Providing emotionaland therapeutic support in Schools

In March 2015, the Government’s Department for Education, published ‘Mental Health and Behaviour in schools. It stated that:

“Certain individuals and groups are more at risk of developing mental health problems than others.
These risks can relate to the child themselves, to their family, or to their community or life events.”

and include:

Communication difficulties, low self-esteem, academic failure, difficult temperament, domestic violence, family breakdown (including those in care proceedings, in care or adopted), inconsistent or unclear discipline, hostile or rejection relationships, abuse, death and loss (including loss of friendship),bullying, breakdown in or lack of positive friendships, deviant peer influences, peer pressure, poor pupil to teacher relationships, homelessness, and overwhelming life events.

Results from a national cohort study entitled ‘Very early predictors of conduct problems and crime,’ (Murray,J, 2010) demonstrate through analysis of data for 16,000 children that:

  • Boys with 5 or more risk factors were almost 11 times more likely to develop conduct disorder under the age of 10 than boys with no risk factors.
  • Girls of a similar age with 5 or more risk factors were 19 times more likely to develop the disorder than those with no risk factors.
  • Also in March 2015, a government task force lead by the Department for Health and NHS England reported:
  • 1 out of 10, 5-16 years old, has a mental health disorder
  • About 500,000 children and young people say they are unhappy and dissatisfied with their lives.
  • 75% of adult mental health problems are present before the age of 18.

The problem is, many children lack an arena in which to express the powerful and profound feelings intrinsic to any human existence. This can either result in children remaining silent and bottling up strong feelings (proven to be psychologically and physically damaging) or ‘acting out’ their feelings in ways which can be highly destructive to self or others.

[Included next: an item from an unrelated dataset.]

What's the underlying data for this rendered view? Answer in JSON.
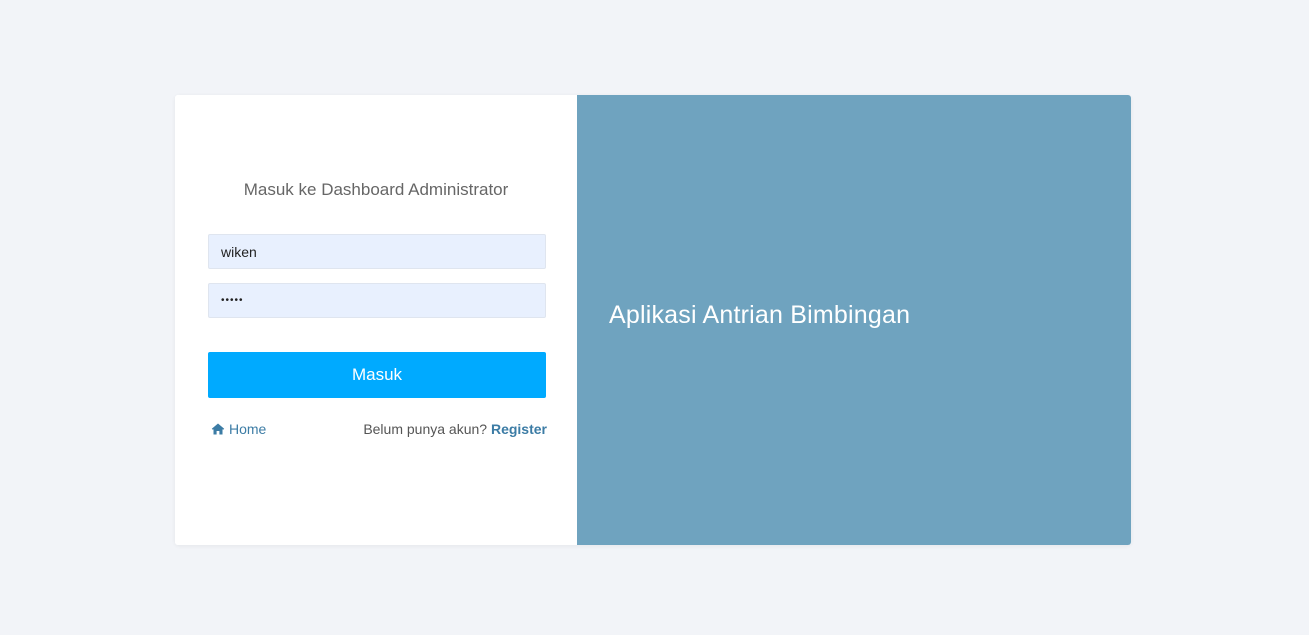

The need for prevention, early intervention and resolution has never been greater